Material provided Block Start

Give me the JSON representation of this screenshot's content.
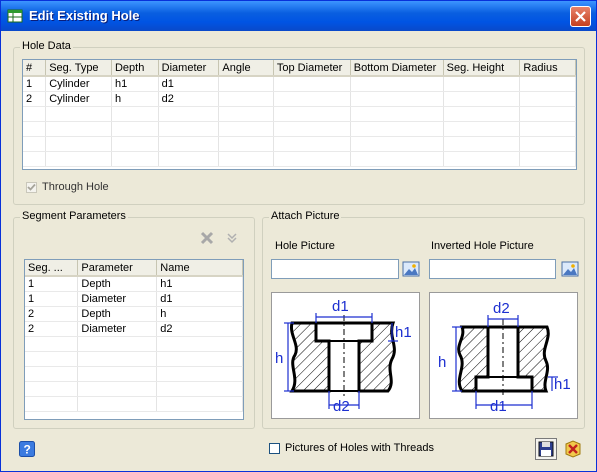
{
  "window": {
    "title": "Edit Existing Hole"
  },
  "hole_data": {
    "legend": "Hole Data",
    "columns": [
      "#",
      "Seg. Type",
      "Depth",
      "Diameter",
      "Angle",
      "Top Diameter",
      "Bottom Diameter",
      "Seg. Height",
      "Radius"
    ],
    "rows": [
      [
        "1",
        "Cylinder",
        "h1",
        "d1",
        "",
        "",
        "",
        "",
        ""
      ],
      [
        "2",
        "Cylinder",
        "h",
        "d2",
        "",
        "",
        "",
        "",
        ""
      ]
    ],
    "through_hole_label": "Through Hole",
    "through_hole_checked": true
  },
  "segment_parameters": {
    "legend": "Segment Parameters",
    "columns": [
      "Seg. ...",
      "Parameter",
      "Name"
    ],
    "rows": [
      [
        "1",
        "Depth",
        "h1"
      ],
      [
        "1",
        "Diameter",
        "d1"
      ],
      [
        "2",
        "Depth",
        "h"
      ],
      [
        "2",
        "Diameter",
        "d2"
      ]
    ]
  },
  "attach_picture": {
    "legend": "Attach Picture",
    "hole_picture_label": "Hole Picture",
    "inverted_hole_picture_label": "Inverted Hole Picture",
    "hole_picture_value": "",
    "inverted_hole_picture_value": "",
    "hole_diagram": {
      "top_label": "d1",
      "bottom_label": "d2",
      "left_label": "h",
      "right_label": "h1"
    },
    "inverted_diagram": {
      "top_label": "d2",
      "bottom_label": "d1",
      "left_label": "h",
      "right_label": "h1"
    }
  },
  "footer": {
    "threads_label": "Pictures of Holes with Threads",
    "threads_checked": false
  },
  "colors": {
    "dimension": "#1c2fd0",
    "accent": "#0054e3"
  }
}
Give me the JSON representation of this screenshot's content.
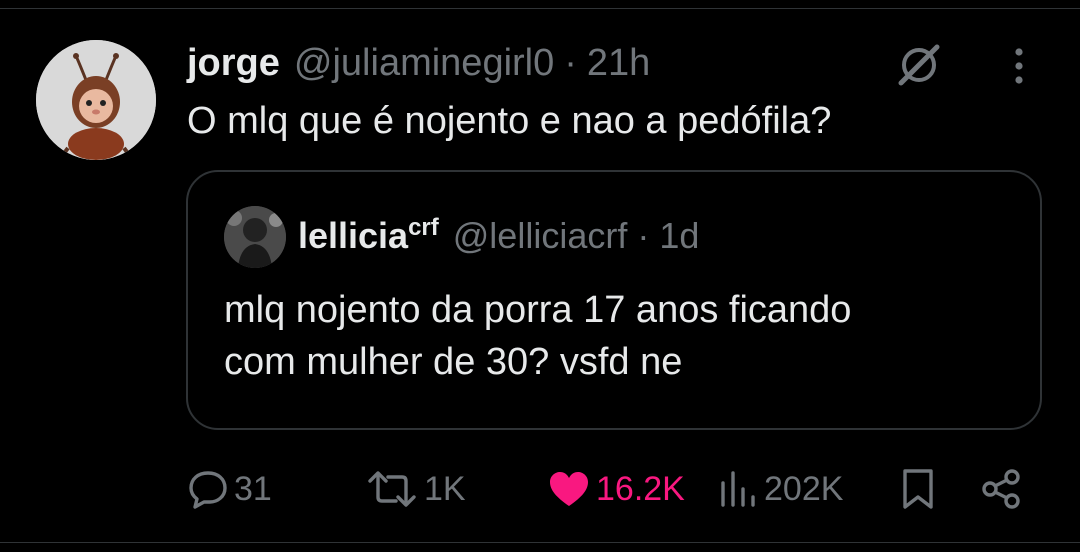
{
  "tweet": {
    "display_name": "jorge",
    "handle": "@juliaminegirl0",
    "separator": "·",
    "time": "21h",
    "text": "O mlq que é nojento e nao a pedófila?",
    "avatar_icon": "cartoon-ant-avatar",
    "grok_icon": "grok-icon",
    "more_icon": "more-vertical-icon"
  },
  "quote": {
    "display_name": "lellicia",
    "name_superscript": "crf",
    "handle": "@lelliciacrf",
    "separator": "·",
    "time": "1d",
    "text": "mlq nojento da porra 17 anos ficando\ncom mulher de 30? vsfd ne",
    "avatar_icon": "profile-photo-avatar"
  },
  "actions": {
    "replies": "31",
    "reposts": "1K",
    "likes": "16.2K",
    "views": "202K",
    "like_color": "#f91880",
    "muted_color": "#71767b"
  }
}
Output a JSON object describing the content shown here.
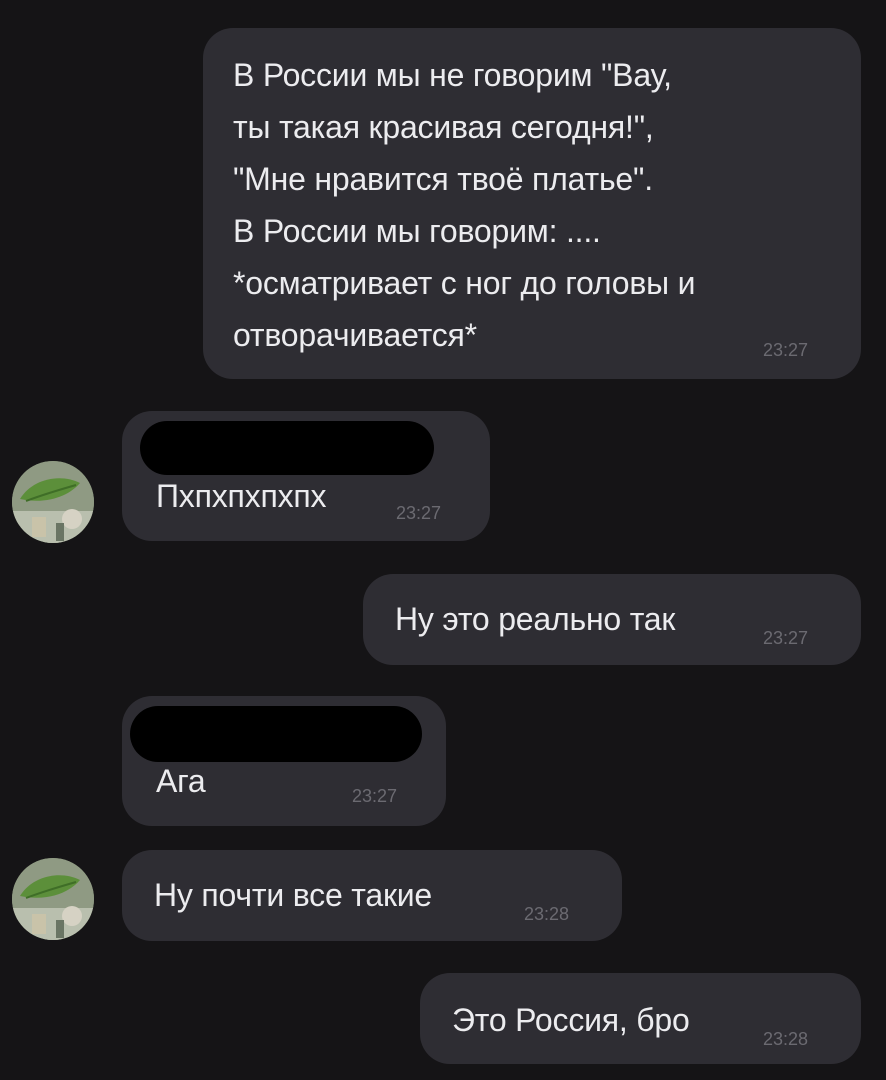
{
  "messages": [
    {
      "id": "m1",
      "direction": "outgoing",
      "lines": [
        "В России мы не говорим \"Вау,",
        "ты такая красивая сегодня!\",",
        "\"Мне нравится твоё платье\".",
        "В России мы говорим: ....",
        "*осматривает с ног до головы и",
        "отворачивается*"
      ],
      "time": "23:27"
    },
    {
      "id": "m2",
      "direction": "incoming",
      "sender_redacted": true,
      "text": "Пхпхпхпхпх",
      "time": "23:27"
    },
    {
      "id": "m3",
      "direction": "outgoing",
      "text": "Ну это реально так",
      "time": "23:27"
    },
    {
      "id": "m4",
      "direction": "incoming",
      "sender_redacted": true,
      "text": "Ага",
      "time": "23:27"
    },
    {
      "id": "m5",
      "direction": "incoming",
      "text": "Ну почти все такие",
      "time": "23:28"
    },
    {
      "id": "m6",
      "direction": "outgoing",
      "text": "Это Россия, бро",
      "time": "23:28"
    }
  ],
  "colors": {
    "background": "#151416",
    "bubble": "#2e2d33",
    "text": "#ececef",
    "timestamp": "#6b6a71",
    "redaction": "#000000"
  }
}
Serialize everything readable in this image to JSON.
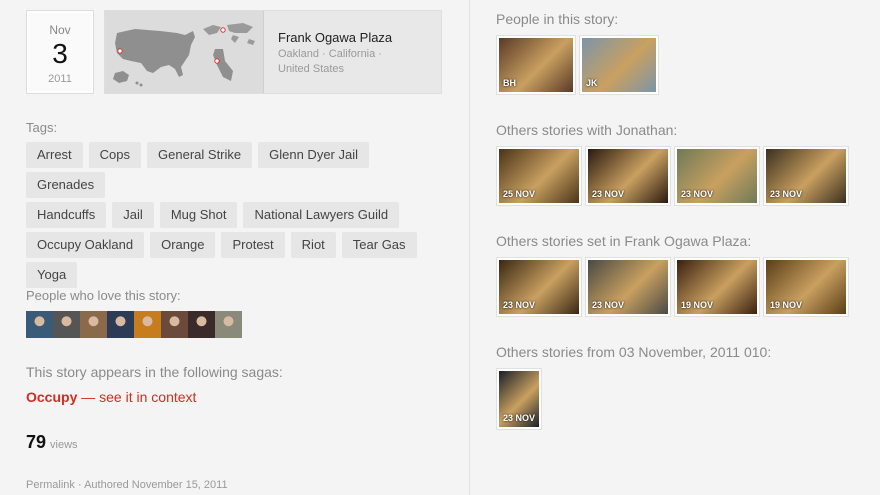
{
  "date": {
    "month": "Nov",
    "day": "3",
    "year": "2011"
  },
  "place": {
    "name": "Frank Ogawa Plaza",
    "city": "Oakland",
    "region": "California",
    "country": "United States",
    "separator": " ·"
  },
  "tags_label": "Tags:",
  "tags": [
    [
      "Arrest",
      "Cops",
      "General Strike",
      "Glenn Dyer Jail",
      "Grenades"
    ],
    [
      "Handcuffs",
      "Jail",
      "Mug Shot",
      "National Lawyers Guild"
    ],
    [
      "Occupy Oakland",
      "Orange",
      "Protest",
      "Riot",
      "Tear Gas"
    ],
    [
      "Yoga"
    ]
  ],
  "lovers_label": "People who love this story:",
  "lovers": [
    {
      "color": "#3a5a7a"
    },
    {
      "color": "#555"
    },
    {
      "color": "#8a6a4a"
    },
    {
      "color": "#2d3c56"
    },
    {
      "color": "#c77d1e"
    },
    {
      "color": "#6a4a3a"
    },
    {
      "color": "#3a2a2a"
    },
    {
      "color": "#8a8a7a"
    }
  ],
  "sagas_label": "This story appears in the following sagas:",
  "saga": {
    "name": "Occupy",
    "dash": " — ",
    "link": "see it in context"
  },
  "views": {
    "count": "79",
    "label": "views"
  },
  "footer": {
    "permalink": "Permalink",
    "sep": " · ",
    "authored": "Authored November 15, 2011"
  },
  "people_label": "People in this story:",
  "people": [
    {
      "caption": "BH",
      "color": "#5a3a28"
    },
    {
      "caption": "JK",
      "color": "#7c95a8"
    }
  ],
  "jonathan_label": "Others stories with Jonathan:",
  "jonathan": [
    {
      "caption": "25 NOV",
      "color": "#4a3418"
    },
    {
      "caption": "23 NOV",
      "color": "#2a1a10"
    },
    {
      "caption": "23 NOV",
      "color": "#6f7a58"
    },
    {
      "caption": "23 NOV",
      "color": "#3c3020"
    }
  ],
  "place_label": "Others stories set in Frank Ogawa Plaza:",
  "plaza": [
    {
      "caption": "23 NOV",
      "color": "#3a2814"
    },
    {
      "caption": "23 NOV",
      "color": "#4a4a44"
    },
    {
      "caption": "19 NOV",
      "color": "#3a2010"
    },
    {
      "caption": "19 NOV",
      "color": "#5a3e18"
    }
  ],
  "date_label": "Others stories from 03 November, 2011 010:",
  "sameday": [
    {
      "caption": "23 NOV",
      "color": "#1a2028"
    }
  ]
}
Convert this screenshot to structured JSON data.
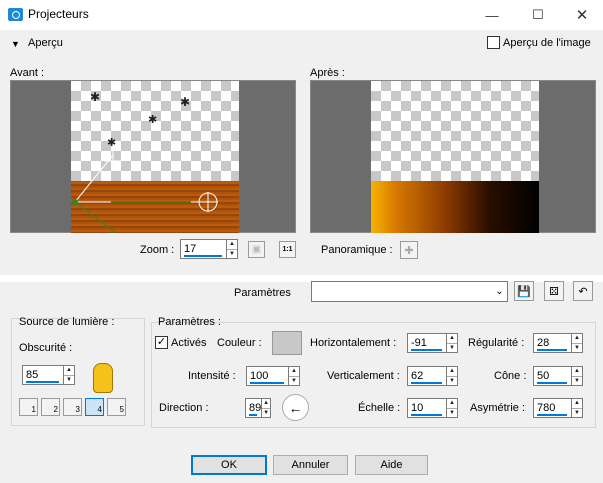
{
  "window": {
    "title": "Projecteurs"
  },
  "preview": {
    "section_label": "Aperçu",
    "preview_checkbox_label": "Aperçu de l'image",
    "before_label": "Avant :",
    "after_label": "Après :"
  },
  "zoom": {
    "label": "Zoom :",
    "value": "17"
  },
  "pan": {
    "label": "Panoramique :"
  },
  "presets": {
    "label": "Paramètres",
    "value": ""
  },
  "light_source": {
    "title": "Source de lumière :",
    "darkness_label": "Obscurité :",
    "darkness_value": "85",
    "light_buttons": [
      "1",
      "2",
      "3",
      "4",
      "5"
    ]
  },
  "params": {
    "title": "Paramètres :",
    "active_label": "Activés",
    "color_label": "Couleur :",
    "color_value": "#c8c8c8",
    "intensity_label": "Intensité :",
    "intensity_value": "100",
    "direction_label": "Direction :",
    "direction_value": "89",
    "horizontal_label": "Horizontalement :",
    "horizontal_value": "-91",
    "vertical_label": "Verticalement :",
    "vertical_value": "62",
    "scale_label": "Échelle :",
    "scale_value": "10",
    "regularity_label": "Régularité :",
    "regularity_value": "28",
    "cone_label": "Cône :",
    "cone_value": "50",
    "asymmetry_label": "Asymétrie :",
    "asymmetry_value": "780"
  },
  "buttons": {
    "ok": "OK",
    "cancel": "Annuler",
    "help": "Aide"
  },
  "colors": {
    "accent": "#0078d7",
    "wood": "#b8580d"
  }
}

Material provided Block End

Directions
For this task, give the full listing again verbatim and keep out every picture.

Result
Give me the JSON representation of this screenshot's content.
{
  "window": {
    "title": "Edit Existing Hole"
  },
  "hole_data": {
    "legend": "Hole Data",
    "columns": [
      "#",
      "Seg. Type",
      "Depth",
      "Diameter",
      "Angle",
      "Top Diameter",
      "Bottom Diameter",
      "Seg. Height",
      "Radius"
    ],
    "rows": [
      [
        "1",
        "Cylinder",
        "h1",
        "d1",
        "",
        "",
        "",
        "",
        ""
      ],
      [
        "2",
        "Cylinder",
        "h",
        "d2",
        "",
        "",
        "",
        "",
        ""
      ]
    ],
    "through_hole_label": "Through Hole",
    "through_hole_checked": true
  },
  "segment_parameters": {
    "legend": "Segment Parameters",
    "columns": [
      "Seg. ...",
      "Parameter",
      "Name"
    ],
    "rows": [
      [
        "1",
        "Depth",
        "h1"
      ],
      [
        "1",
        "Diameter",
        "d1"
      ],
      [
        "2",
        "Depth",
        "h"
      ],
      [
        "2",
        "Diameter",
        "d2"
      ]
    ]
  },
  "attach_picture": {
    "legend": "Attach Picture",
    "hole_picture_label": "Hole Picture",
    "inverted_hole_picture_label": "Inverted Hole Picture",
    "hole_picture_value": "",
    "inverted_hole_picture_value": "",
    "hole_diagram": {
      "top_label": "d1",
      "bottom_label": "d2",
      "left_label": "h",
      "right_label": "h1"
    },
    "inverted_diagram": {
      "top_label": "d2",
      "bottom_label": "d1",
      "left_label": "h",
      "right_label": "h1"
    }
  },
  "footer": {
    "threads_label": "Pictures of Holes with Threads",
    "threads_checked": false
  },
  "colors": {
    "dimension": "#1c2fd0",
    "accent": "#0054e3"
  }
}
Give me the JSON representation of this screenshot's content.
{
  "tweet": {
    "display_name": "jorge",
    "handle": "@juliaminegirl0",
    "separator": "·",
    "time": "21h",
    "text": "O mlq que é nojento e nao a pedófila?",
    "avatar_icon": "cartoon-ant-avatar",
    "grok_icon": "grok-icon",
    "more_icon": "more-vertical-icon"
  },
  "quote": {
    "display_name": "lellicia",
    "name_superscript": "crf",
    "handle": "@lelliciacrf",
    "separator": "·",
    "time": "1d",
    "text": "mlq nojento da porra 17 anos ficando\ncom mulher de 30? vsfd ne",
    "avatar_icon": "profile-photo-avatar"
  },
  "actions": {
    "replies": "31",
    "reposts": "1K",
    "likes": "16.2K",
    "views": "202K",
    "like_color": "#f91880",
    "muted_color": "#71767b"
  }
}
Output a JSON object describing the content shown here.
{
  "messages": [
    {
      "id": "m1",
      "direction": "outgoing",
      "lines": [
        "В России мы не говорим \"Вау,",
        "ты такая красивая сегодня!\",",
        "\"Мне нравится твоё платье\".",
        "В России мы говорим: ....",
        "*осматривает с ног до головы и",
        "отворачивается*"
      ],
      "time": "23:27"
    },
    {
      "id": "m2",
      "direction": "incoming",
      "sender_redacted": true,
      "text": "Пхпхпхпхпх",
      "time": "23:27"
    },
    {
      "id": "m3",
      "direction": "outgoing",
      "text": "Ну это реально так",
      "time": "23:27"
    },
    {
      "id": "m4",
      "direction": "incoming",
      "sender_redacted": true,
      "text": "Ага",
      "time": "23:27"
    },
    {
      "id": "m5",
      "direction": "incoming",
      "text": "Ну почти все такие",
      "time": "23:28"
    },
    {
      "id": "m6",
      "direction": "outgoing",
      "text": "Это Россия, бро",
      "time": "23:28"
    }
  ],
  "colors": {
    "background": "#151416",
    "bubble": "#2e2d33",
    "text": "#ececef",
    "timestamp": "#6b6a71",
    "redaction": "#000000"
  }
}
Serialize everything readable in this image to JSON.
{
  "date": {
    "month": "Nov",
    "day": "3",
    "year": "2011"
  },
  "place": {
    "name": "Frank Ogawa Plaza",
    "city": "Oakland",
    "region": "California",
    "country": "United States",
    "separator": " ·"
  },
  "tags_label": "Tags:",
  "tags": [
    [
      "Arrest",
      "Cops",
      "General Strike",
      "Glenn Dyer Jail",
      "Grenades"
    ],
    [
      "Handcuffs",
      "Jail",
      "Mug Shot",
      "National Lawyers Guild"
    ],
    [
      "Occupy Oakland",
      "Orange",
      "Protest",
      "Riot",
      "Tear Gas"
    ],
    [
      "Yoga"
    ]
  ],
  "lovers_label": "People who love this story:",
  "lovers": [
    {
      "color": "#3a5a7a"
    },
    {
      "color": "#555"
    },
    {
      "color": "#8a6a4a"
    },
    {
      "color": "#2d3c56"
    },
    {
      "color": "#c77d1e"
    },
    {
      "color": "#6a4a3a"
    },
    {
      "color": "#3a2a2a"
    },
    {
      "color": "#8a8a7a"
    }
  ],
  "sagas_label": "This story appears in the following sagas:",
  "saga": {
    "name": "Occupy",
    "dash": " — ",
    "link": "see it in context"
  },
  "views": {
    "count": "79",
    "label": "views"
  },
  "footer": {
    "permalink": "Permalink",
    "sep": " · ",
    "authored": "Authored November 15, 2011"
  },
  "people_label": "People in this story:",
  "people": [
    {
      "caption": "BH",
      "color": "#5a3a28"
    },
    {
      "caption": "JK",
      "color": "#7c95a8"
    }
  ],
  "jonathan_label": "Others stories with Jonathan:",
  "jonathan": [
    {
      "caption": "25 NOV",
      "color": "#4a3418"
    },
    {
      "caption": "23 NOV",
      "color": "#2a1a10"
    },
    {
      "caption": "23 NOV",
      "color": "#6f7a58"
    },
    {
      "caption": "23 NOV",
      "color": "#3c3020"
    }
  ],
  "place_label": "Others stories set in Frank Ogawa Plaza:",
  "plaza": [
    {
      "caption": "23 NOV",
      "color": "#3a2814"
    },
    {
      "caption": "23 NOV",
      "color": "#4a4a44"
    },
    {
      "caption": "19 NOV",
      "color": "#3a2010"
    },
    {
      "caption": "19 NOV",
      "color": "#5a3e18"
    }
  ],
  "date_label": "Others stories from 03 November, 2011 010:",
  "sameday": [
    {
      "caption": "23 NOV",
      "color": "#1a2028"
    }
  ]
}
Convert this screenshot to structured JSON data.
{
  "window": {
    "title": "Projecteurs"
  },
  "preview": {
    "section_label": "Aperçu",
    "preview_checkbox_label": "Aperçu de l'image",
    "before_label": "Avant :",
    "after_label": "Après :"
  },
  "zoom": {
    "label": "Zoom :",
    "value": "17"
  },
  "pan": {
    "label": "Panoramique :"
  },
  "presets": {
    "label": "Paramètres",
    "value": ""
  },
  "light_source": {
    "title": "Source de lumière :",
    "darkness_label": "Obscurité :",
    "darkness_value": "85",
    "light_buttons": [
      "1",
      "2",
      "3",
      "4",
      "5"
    ]
  },
  "params": {
    "title": "Paramètres :",
    "active_label": "Activés",
    "color_label": "Couleur :",
    "color_value": "#c8c8c8",
    "intensity_label": "Intensité :",
    "intensity_value": "100",
    "direction_label": "Direction :",
    "direction_value": "89",
    "horizontal_label": "Horizontalement :",
    "horizontal_value": "-91",
    "vertical_label": "Verticalement :",
    "vertical_value": "62",
    "scale_label": "Échelle :",
    "scale_value": "10",
    "regularity_label": "Régularité :",
    "regularity_value": "28",
    "cone_label": "Cône :",
    "cone_value": "50",
    "asymmetry_label": "Asymétrie :",
    "asymmetry_value": "780"
  },
  "buttons": {
    "ok": "OK",
    "cancel": "Annuler",
    "help": "Aide"
  },
  "colors": {
    "accent": "#0078d7",
    "wood": "#b8580d"
  }
}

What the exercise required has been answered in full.